By July 1, 2016December 8th, 2021Resources

The tides of marketing are changing. Millennials have now surpassed Baby Boomers in number. With 75.4 million Millennials, this demographic is now the nation’s largest living generation, and they aren’t adhering to traditional marketing and advertising methods.

In fact, research shows 84 percent of Millennials don’t trust traditional advertising. So, how can brands reach this demographic? Seventy percent of Millennials value endorsements on social media from non-celebrities, or people they consider influencers or peers.

These statistics explain why more brands are partnering with influencers on social media to market their products and services to 18-34 year olds. A brand compensates an influencer for creating certain posts about their service or product in an effort known as “sponsored social” posts.

Marketing experts see the value in sponsored posts, particularly when it comes to Millennials.

“In general, this group relates to ‘their influencer’ more than they have ever done with any media outlet, media channel or similar,” says Daniel Kjellsson, Co-founder of creative talent agency Sydney Stockholm.

Wondering which brands are embracing this phenomenon?
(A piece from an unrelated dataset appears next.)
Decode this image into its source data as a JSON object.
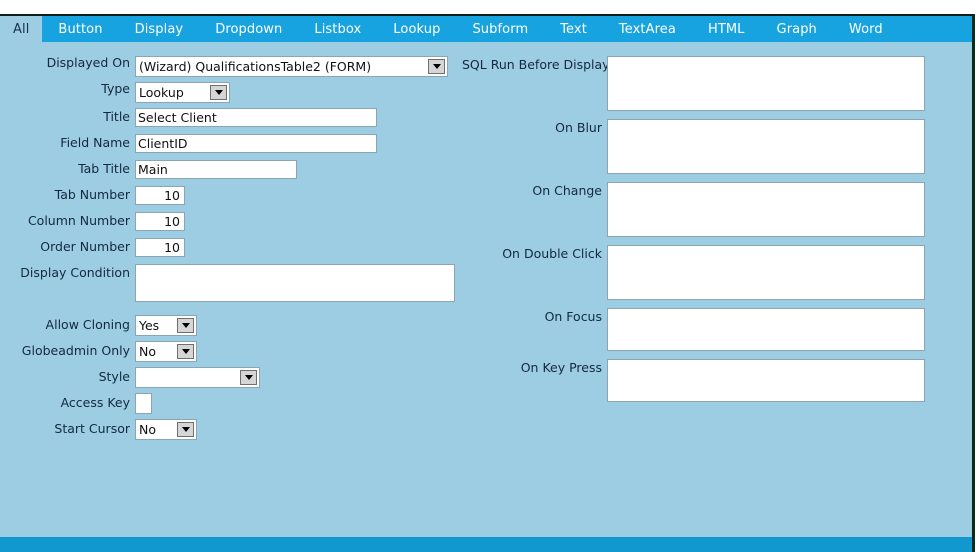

Here’s a look at three brands using sponsored social to reach Millennials:


The beauty brand reached out to several young bloggers to market their line of skincare products. Writer Tavi Gevinson, fitness guru Hannah Bronfman and fashion blogger Margaret Zhang were just a few influencers that Clinique teamed up with for its #FaceForward campaign that touted the company’s three-step skin solution.

Here’s a shot of Zhang that Clinique shared on its social sites:


The campaign uses younger influencers to sway the purchasing habits of young buyers.


Harrod’s, the famed designer department store in London, took sponsored posts to a new level. The company asked young fashion blogger Jessie Bush to review several pieces of its new fashion line on her blog, We the People Style. That kind of sponsored post is usually the extent of a campaign for most brands, but Harrod’s also included links in each picture to allow shoppers to buy the clothes with ease.


Luxury brand Swarovski, known for its premium jewelry and fashion accessories, used sponsored social to grow its popularity outside of its home base in Austria. The brand teamed up with four international bloggers, asking each one to create videos about a Swarovski product.

Here’s a look at several of the videos that were created and shared on Facebook with the hashtag #SwarovskiLook.

The idea was to generate some buzz around fashion accessories that have mass appeal with the younger crowd. The sponsored videos provide digital word of mouth for the company that’s looking to spread its brand awareness.

Wrap up

Increasingly, brands are turning to sponsored social to reach their target market. While some brands were slow to move to the new medium for fear of limited success and unknown consequences to a brand’s online reputation, these concerns are quickly fading away as success trumps these fears.

Research supports the success of sponsored social posts, which explains why 70 percent of brands increased their social marketing budgets in 2015.